● **What you are asked to do**: For every line in the data below, check for the word "icon", then state how many lines have it. Answer with the number only.

START Exercise materials

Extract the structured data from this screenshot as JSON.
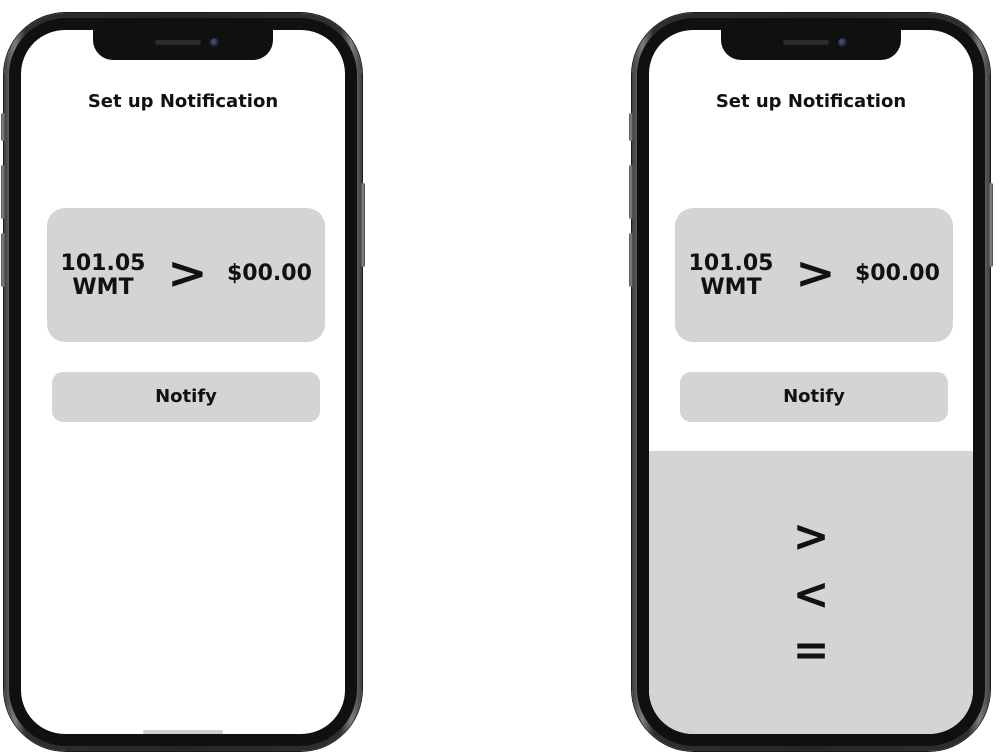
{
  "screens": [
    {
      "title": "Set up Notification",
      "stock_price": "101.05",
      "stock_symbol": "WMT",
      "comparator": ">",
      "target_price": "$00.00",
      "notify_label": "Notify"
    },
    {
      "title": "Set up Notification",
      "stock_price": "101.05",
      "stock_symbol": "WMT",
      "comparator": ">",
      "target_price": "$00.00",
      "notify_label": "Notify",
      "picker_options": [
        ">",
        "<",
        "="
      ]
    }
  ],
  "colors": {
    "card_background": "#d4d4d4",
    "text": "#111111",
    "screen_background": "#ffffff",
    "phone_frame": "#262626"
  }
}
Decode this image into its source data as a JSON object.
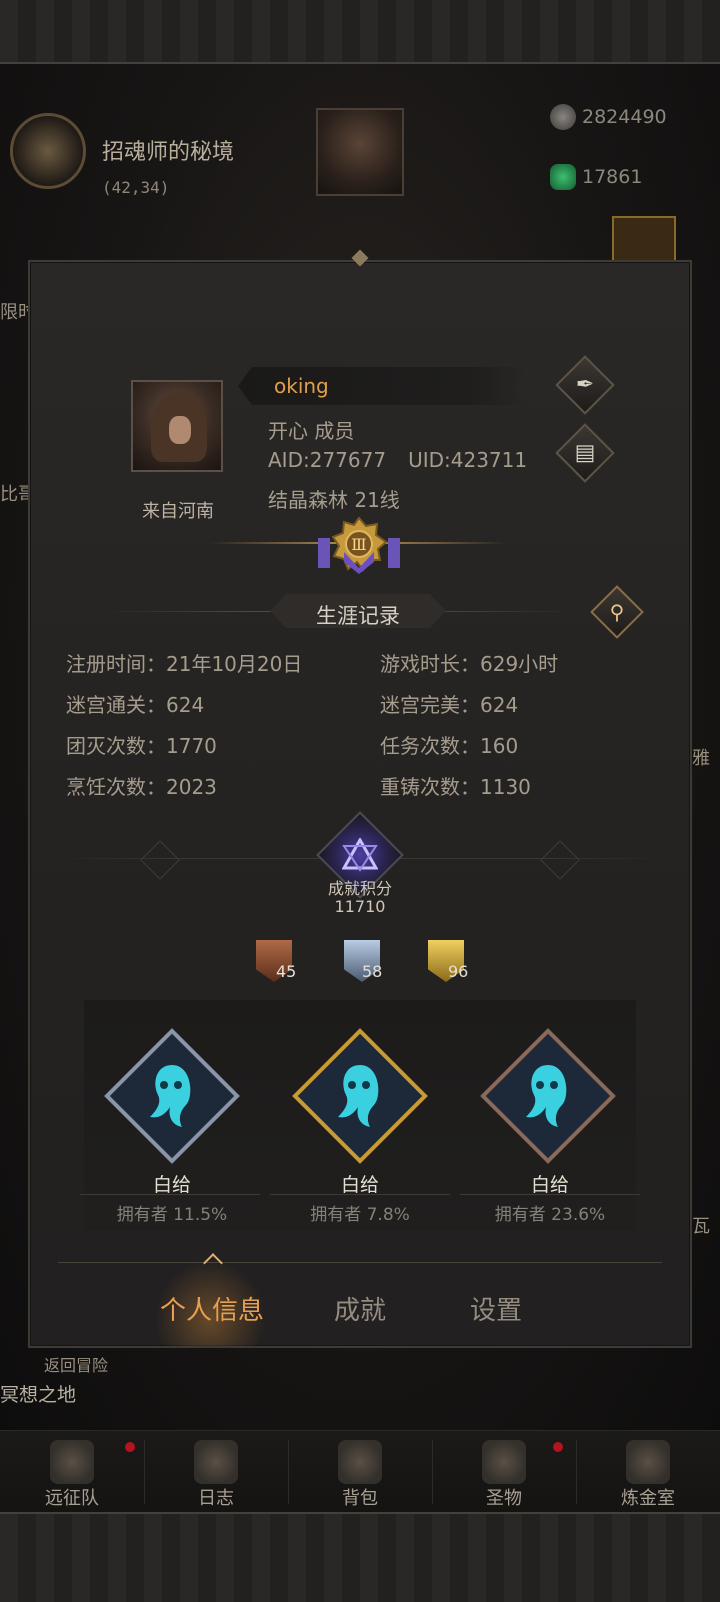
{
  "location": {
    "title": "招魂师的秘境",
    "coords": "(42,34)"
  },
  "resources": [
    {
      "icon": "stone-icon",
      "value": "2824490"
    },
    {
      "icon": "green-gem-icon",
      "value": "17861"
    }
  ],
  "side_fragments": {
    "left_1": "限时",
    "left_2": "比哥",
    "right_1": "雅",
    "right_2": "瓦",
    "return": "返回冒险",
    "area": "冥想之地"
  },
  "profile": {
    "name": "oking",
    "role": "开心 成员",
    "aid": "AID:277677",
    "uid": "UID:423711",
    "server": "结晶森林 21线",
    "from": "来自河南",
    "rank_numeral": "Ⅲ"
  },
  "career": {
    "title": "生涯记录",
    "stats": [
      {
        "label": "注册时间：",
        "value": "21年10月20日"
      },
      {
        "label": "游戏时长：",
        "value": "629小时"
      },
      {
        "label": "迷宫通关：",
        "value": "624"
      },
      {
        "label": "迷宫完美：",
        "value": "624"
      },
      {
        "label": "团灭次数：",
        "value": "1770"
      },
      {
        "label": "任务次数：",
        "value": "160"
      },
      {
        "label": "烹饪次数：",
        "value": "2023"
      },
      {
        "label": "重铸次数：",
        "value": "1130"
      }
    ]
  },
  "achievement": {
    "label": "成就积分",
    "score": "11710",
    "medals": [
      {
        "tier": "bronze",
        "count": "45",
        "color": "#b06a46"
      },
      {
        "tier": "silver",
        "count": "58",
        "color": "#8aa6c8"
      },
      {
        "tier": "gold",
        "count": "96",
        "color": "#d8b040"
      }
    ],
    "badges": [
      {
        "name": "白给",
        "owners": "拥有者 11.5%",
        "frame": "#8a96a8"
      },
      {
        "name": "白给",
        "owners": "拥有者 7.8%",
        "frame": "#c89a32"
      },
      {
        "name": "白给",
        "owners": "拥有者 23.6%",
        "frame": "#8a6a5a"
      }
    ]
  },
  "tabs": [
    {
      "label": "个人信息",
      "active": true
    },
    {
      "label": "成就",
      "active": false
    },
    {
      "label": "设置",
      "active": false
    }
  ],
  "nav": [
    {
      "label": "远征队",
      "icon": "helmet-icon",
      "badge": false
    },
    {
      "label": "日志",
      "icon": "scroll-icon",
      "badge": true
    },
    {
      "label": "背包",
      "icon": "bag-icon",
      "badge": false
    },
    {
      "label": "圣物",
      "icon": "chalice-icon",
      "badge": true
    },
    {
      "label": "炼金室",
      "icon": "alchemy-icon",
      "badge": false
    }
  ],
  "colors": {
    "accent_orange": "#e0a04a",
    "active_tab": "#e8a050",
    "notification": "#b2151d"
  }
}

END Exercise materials

● **Response below**: 7